Wage Loss Benefits
If you get hurt at work in Minnesota, and your injury prevents you from working or reduces how much money you can earn, you may be entitled to receive payment for your lost wages. The amount and type of wage loss benefits you can receive depends on your salary, how much your injury affects you, and how long your ability to work is impaired.
Determining the type of benefits you should seek and calculating the amount of wages you may receive can be a complex process, but you don’t have to do it alone. Fields Law Firm is one of the largest and most respected work injury law firms in Minnesota, and our team of experienced workers’ compensation attorneys helps injured workers across the state claim lost wages every day.
Types of Lost Wage Benefits
In Minnesota, there are four types of wage loss benefits. The kind you are eligible to receive depends on whether your disability is partial, total, temporary, or permanent.
- Temporary Partial Disability Benefits (TPD)
You may qualify for TPD benefits if you return to work but can’t work as many hours or earn the same amount you did before your accident. These benefits can only be claimed for a limited amount of time.
- Temporary Total Disability Benefits (TTD)
If you can’t work at all after suffering an on-the-job injury, but are expected to return to work at some point, you may be eligible for TTD benefits. TTD benefits have a limit on how long you can claim them, however you may be able to receive TTD benefits for longer if you’re approved for a job retraining plan.
- Permanent Partial Disability Benefits (PPD)
If your injury is expected to permanently reduce your earning potential, you may be able to claim PPD benefits to cover the difference between what you earned before and after your accident.
- Permanent Total Disability Benefits (PTD)
If you will never be able to work again because of your injury, you may be eligible to receive PTD benefits to replace most of your lost wages.
You may be eligible to collect multiple types of wage loss benefits at the same time. Generally, total disability benefits pay two-thirds of the average weekly wages you earned before your accident. Partial disability benefits cover two-thirds of the difference between the wages you earned before your injury and what you earn after your injury.
How Does Workers’ Compensation Pay For Lost Wages?
If you are injured at work and cannot do your regular job in a full-time capacity, or any capacity, you may be entitled to wage loss benefits. In order to be eligible for wage loss benefits, you must have work restrictions from a doctor, limiting your ability to work as a result of your work injury. Common restrictions include limitations on your ability to lift, push, pull, carry, or stand.
There are four different types of wage loss benefits. The first is temporary total disability (TTD) benefits. If a doctor has taken you off work completely, or if your employer is unable to accommodate your work restrictions, you are entitled to temporary total disability benefits.

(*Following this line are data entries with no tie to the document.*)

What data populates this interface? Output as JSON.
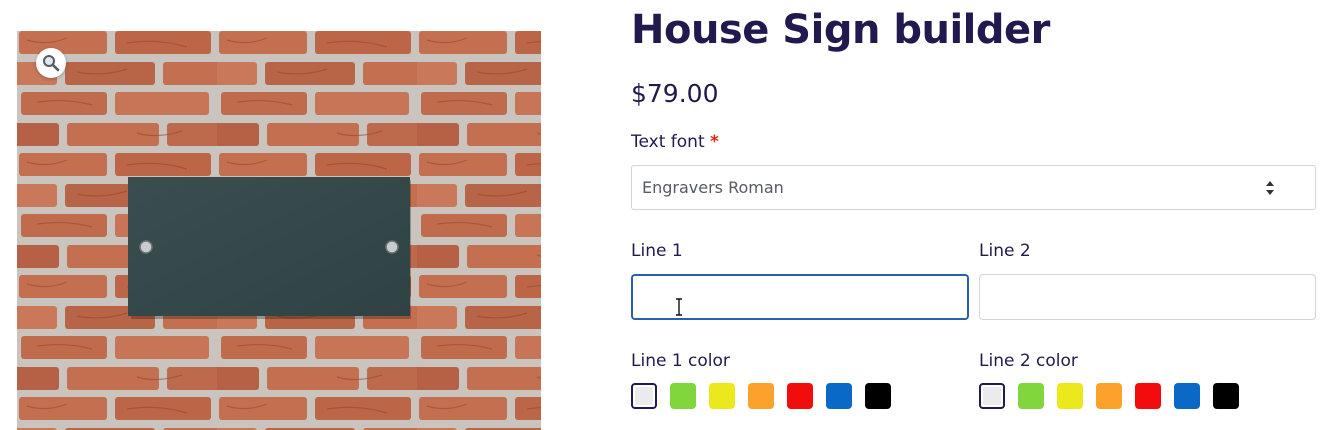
{
  "product": {
    "title": "House Sign builder",
    "price": "$79.00"
  },
  "gallery": {
    "zoom_icon": "magnifier-icon",
    "image": "slate-sign-on-brick-wall"
  },
  "text_font": {
    "label": "Text font",
    "required_mark": "*",
    "value": "Engravers Roman"
  },
  "line1": {
    "label": "Line 1",
    "value": ""
  },
  "line2": {
    "label": "Line 2",
    "value": ""
  },
  "line1_color": {
    "label": "Line 1 color",
    "selected": 0,
    "swatches": [
      "#ebebed",
      "#80d63c",
      "#ebe81d",
      "#fba12c",
      "#f20c0c",
      "#0a68c7",
      "#000000"
    ]
  },
  "line2_color": {
    "label": "Line 2 color",
    "selected": 0,
    "swatches": [
      "#ebebed",
      "#80d63c",
      "#ebe81d",
      "#fba12c",
      "#f20c0c",
      "#0a68c7",
      "#000000"
    ]
  },
  "colors": {
    "brick": "#c46f4f",
    "mortar": "#c9c4bd",
    "sign": "#34484a",
    "heading": "#221a4f",
    "focus_border": "#2a5fb0"
  }
}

Temporary total disability benefits are limited to 66% of your average weekly wage at the time of your injury. You average weekly wage is usually determined by taking your gross wages in the 26 weeks prior to your injury and dividing by 26.
The maximum compensation rate is $850 per week for injuries prior to October 1, 2013 and 102% of the statewide average weekly wage (roughly $963.90) for injuries occurring after October 1, 2013. The minimum compensation rate is $130 per week, or your actual wage if it is lower than $130. The maximum number of weeks you can receive temporary total disability benefits is 130.
The second major type of wage loss benefit is temporary partial disability (TPD) benefits. If you are working fewer hours or are making less than your average weekly wage, you are entitled to temporary partial disability benefits. Temporary partial disability benefits are limited to 66% of the difference between your average weekly wage and what you’re earning currently. The maximum number of weeks you can earn temporary partial disability benefits is 225 weeks.
The third major type of wage loss benefit is permanent total disability (PTD) benefits. If you cannot work again in any capacity as a result of your injury, you are entitled to permanent total disability benefits. These benefits continue until age 67, or your presumed retirement age.
The benefits can be offset by Social Security disability benefits you are receiving, or PERA benefits. There are also certain minimum thresholds that must be met based on age and permanent loss of function before an application for permanent total disability benefits can be made.
The fourth type of wage loss benefit is permanent partial disability (PPD) benefits. You are entitled to these benefits if you have permanent loss of function or range of motion due to your work injury.
Minnesota has a set of rules and regulations assigning a percentage value depending on the loss of function. For example, if you lose a tooth, the applicable PPD rating is .5%, which has a value of $375. The ratings are multiplied by various dollar amounts in order to determine the correct value.
You are only entitled to a permanent partial disability rating after you have reached maximum medical improvement. A doctor must assign the permanent partial disability rating.
Recovering Your Lost Wages
How long you can collect wage loss benefits varies depending on a number of factors, including whether you receive partial, total, temporary, or permanent disability benefits, the date you return to work, and the date you are expected to reach maximum medical improvement.
Figuring out what type of benefits you should claim and how much you should receive can be daunting. At Fields Law Firm, we make it our job to take the stress off your shoulders so you can focus on getting better and getting back to work. Don’t wrestle with frustrating formulas – let us do it for you. Call today and get free advice on how to collect your lost wages.